#### [PROMPT]
Scan the lines below and report each one containing "value" by copying it.

#### [LISTED RECORDS]
__________________________________________________

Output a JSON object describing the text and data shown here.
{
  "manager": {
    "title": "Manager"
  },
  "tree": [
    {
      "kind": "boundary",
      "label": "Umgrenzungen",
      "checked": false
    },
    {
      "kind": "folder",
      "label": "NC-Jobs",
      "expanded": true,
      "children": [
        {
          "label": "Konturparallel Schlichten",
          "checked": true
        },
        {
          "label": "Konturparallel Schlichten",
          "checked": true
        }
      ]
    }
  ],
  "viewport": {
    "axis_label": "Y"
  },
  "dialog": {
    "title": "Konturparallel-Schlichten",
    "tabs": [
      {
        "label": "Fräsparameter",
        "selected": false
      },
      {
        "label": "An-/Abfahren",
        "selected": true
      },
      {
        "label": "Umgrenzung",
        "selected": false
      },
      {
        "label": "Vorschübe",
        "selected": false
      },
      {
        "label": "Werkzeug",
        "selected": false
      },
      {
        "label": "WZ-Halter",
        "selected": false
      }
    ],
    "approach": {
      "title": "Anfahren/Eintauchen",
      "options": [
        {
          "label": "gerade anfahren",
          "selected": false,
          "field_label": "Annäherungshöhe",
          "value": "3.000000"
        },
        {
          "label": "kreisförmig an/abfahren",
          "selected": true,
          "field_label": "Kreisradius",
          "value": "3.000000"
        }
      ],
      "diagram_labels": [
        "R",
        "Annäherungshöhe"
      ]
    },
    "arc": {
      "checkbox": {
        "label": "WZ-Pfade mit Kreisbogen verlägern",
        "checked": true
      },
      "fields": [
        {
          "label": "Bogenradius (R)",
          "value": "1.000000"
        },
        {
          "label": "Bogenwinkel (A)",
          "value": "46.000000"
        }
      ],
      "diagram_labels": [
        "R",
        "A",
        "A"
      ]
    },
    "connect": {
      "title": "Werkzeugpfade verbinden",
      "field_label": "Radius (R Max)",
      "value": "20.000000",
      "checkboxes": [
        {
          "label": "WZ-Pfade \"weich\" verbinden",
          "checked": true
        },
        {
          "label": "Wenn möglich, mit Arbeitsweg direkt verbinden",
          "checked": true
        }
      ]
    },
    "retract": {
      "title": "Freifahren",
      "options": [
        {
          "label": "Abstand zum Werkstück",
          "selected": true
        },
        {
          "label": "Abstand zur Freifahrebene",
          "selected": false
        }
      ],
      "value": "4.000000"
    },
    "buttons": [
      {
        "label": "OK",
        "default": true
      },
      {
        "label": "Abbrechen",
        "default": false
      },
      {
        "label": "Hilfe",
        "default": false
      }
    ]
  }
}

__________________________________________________

#### [RESPONSE TO THE EXERCISE]
          "value": "3.000000"
          "value": "3.000000"
          "value": "1.000000"
          "value": "46.000000"
      "value": "20.000000",
      "value": "4.000000"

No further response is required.